I was trying to figure out how all the entries marked by “-” clues would loop together, but then I hit the revealer and all became clear:
- 61A: Loop, as the sartorial items inside this puzzle’s theme answers do — WRAP AROUND
- 18A (wraps around to 17A):Popular computer model of the 1990s-2000s — COMPAQ PRESARIO
- 32A (wraps around to 28A): Alliance fighter, in “Star Wars” — REBEL TROOPER
- 48A (wraps around to 47A): Home decorating sample — FABRIC SWATCH
At first I was a little underwhelmed by the whole “wraparound” element – it felt very NYT. Then I re-saw the “sartorial” aspect, and realized that each theme answer had a article of clothing that wraps around embedded within and suddenly got it. It explained the otherwise stiltedly worded REBEL TROOPER and bumped the whole puzzle up a notch.
(Troll 2, one of the B-MOVIES mentioned in 33A, is definitely so-bad-it’s-good)
Keeping this brief this week – put any clues/fill you didn’t get in the comments and I’ll do my best to explain.
Brian Gubin’s LA Times crossword – Gareth’s write-up
I can see this theme going over a number of heads. The revealer, DOWNWARDDOG, is excellent. The dogs though, are rather concealed, and not consistently interpreted. G(LAD)(Y)OUCAME has two fictional dogs; BA(NANA)RAMA one; PAL in (PAL)EODIET is apparently the real lassie, and not like the others in its realness; with F(ASTA)CTING we are back to fictional dogs… Aside, one of the many reasons to see Coco is the goofy xolo dog, Danté…

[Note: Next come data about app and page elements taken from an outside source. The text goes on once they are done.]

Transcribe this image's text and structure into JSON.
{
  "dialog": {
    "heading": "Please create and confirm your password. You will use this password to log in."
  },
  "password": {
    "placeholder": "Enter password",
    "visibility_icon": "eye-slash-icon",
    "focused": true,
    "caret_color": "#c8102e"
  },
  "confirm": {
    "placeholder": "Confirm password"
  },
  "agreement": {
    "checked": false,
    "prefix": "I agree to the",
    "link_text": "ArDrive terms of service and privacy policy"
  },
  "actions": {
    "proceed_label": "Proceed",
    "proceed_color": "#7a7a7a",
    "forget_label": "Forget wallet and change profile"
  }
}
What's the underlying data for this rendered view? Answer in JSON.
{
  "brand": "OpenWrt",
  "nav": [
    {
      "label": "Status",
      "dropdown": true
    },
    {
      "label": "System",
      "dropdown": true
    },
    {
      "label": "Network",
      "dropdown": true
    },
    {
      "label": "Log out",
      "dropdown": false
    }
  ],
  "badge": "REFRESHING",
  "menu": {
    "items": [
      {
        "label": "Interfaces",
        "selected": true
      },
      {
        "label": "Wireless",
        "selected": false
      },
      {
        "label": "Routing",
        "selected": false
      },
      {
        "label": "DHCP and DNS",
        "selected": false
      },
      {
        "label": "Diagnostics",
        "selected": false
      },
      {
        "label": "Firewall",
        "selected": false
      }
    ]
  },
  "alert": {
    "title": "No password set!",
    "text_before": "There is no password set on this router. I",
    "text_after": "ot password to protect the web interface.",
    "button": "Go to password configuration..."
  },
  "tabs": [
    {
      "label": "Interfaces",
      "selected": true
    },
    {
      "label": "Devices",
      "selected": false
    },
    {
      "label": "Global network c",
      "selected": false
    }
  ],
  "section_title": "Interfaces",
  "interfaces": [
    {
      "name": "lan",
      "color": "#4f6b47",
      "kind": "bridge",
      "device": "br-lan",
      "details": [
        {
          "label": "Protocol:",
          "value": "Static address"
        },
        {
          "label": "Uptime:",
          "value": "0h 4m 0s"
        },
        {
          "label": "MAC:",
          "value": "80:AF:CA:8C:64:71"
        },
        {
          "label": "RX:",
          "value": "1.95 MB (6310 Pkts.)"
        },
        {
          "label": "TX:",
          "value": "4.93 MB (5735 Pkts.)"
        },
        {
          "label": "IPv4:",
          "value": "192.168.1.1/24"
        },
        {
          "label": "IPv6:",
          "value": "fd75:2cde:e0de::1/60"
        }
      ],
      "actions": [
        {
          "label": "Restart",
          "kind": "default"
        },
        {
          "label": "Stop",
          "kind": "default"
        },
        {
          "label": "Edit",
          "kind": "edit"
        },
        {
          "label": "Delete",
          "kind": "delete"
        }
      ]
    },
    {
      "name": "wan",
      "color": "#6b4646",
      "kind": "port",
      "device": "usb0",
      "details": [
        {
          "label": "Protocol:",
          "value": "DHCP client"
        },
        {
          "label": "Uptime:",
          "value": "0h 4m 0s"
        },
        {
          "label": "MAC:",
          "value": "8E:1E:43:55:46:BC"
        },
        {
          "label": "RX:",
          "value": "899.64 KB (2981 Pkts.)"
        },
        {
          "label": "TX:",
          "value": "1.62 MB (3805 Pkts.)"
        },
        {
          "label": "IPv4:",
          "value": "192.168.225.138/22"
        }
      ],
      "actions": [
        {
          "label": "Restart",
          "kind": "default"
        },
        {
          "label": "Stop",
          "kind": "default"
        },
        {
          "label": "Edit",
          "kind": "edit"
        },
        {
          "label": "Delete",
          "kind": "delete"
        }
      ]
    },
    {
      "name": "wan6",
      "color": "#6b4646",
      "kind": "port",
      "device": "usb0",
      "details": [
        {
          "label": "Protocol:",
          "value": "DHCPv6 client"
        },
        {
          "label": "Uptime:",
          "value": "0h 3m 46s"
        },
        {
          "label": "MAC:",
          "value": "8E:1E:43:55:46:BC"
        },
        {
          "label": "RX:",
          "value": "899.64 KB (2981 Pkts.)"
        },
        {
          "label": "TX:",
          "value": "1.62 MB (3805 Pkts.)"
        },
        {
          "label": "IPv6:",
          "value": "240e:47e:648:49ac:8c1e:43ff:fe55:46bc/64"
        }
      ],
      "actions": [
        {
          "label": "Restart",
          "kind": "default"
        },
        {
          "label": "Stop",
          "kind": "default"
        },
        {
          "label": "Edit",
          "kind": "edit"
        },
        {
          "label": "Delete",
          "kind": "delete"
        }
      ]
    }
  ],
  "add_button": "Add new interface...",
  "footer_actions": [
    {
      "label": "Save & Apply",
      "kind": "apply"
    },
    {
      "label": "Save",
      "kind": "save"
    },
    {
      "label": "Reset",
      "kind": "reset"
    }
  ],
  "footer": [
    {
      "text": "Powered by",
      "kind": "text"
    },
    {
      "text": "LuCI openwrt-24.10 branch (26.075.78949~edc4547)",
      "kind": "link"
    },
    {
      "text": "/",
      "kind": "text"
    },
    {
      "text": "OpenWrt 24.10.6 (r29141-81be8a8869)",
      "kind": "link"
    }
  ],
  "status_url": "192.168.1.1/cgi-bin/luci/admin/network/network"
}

- [Palm smartphone], TREO. No. This clue pretends like that phone is present-day. The Treo predated
- smartphones, being a “PDA”, although the distinction is not clear-cut.
- [Car seller’s employer: Abbr.], DLR. I eyeballed this for a while. Not anything specific that I can see, so I’m guessing it’s “dealer”. Who abbreviates that???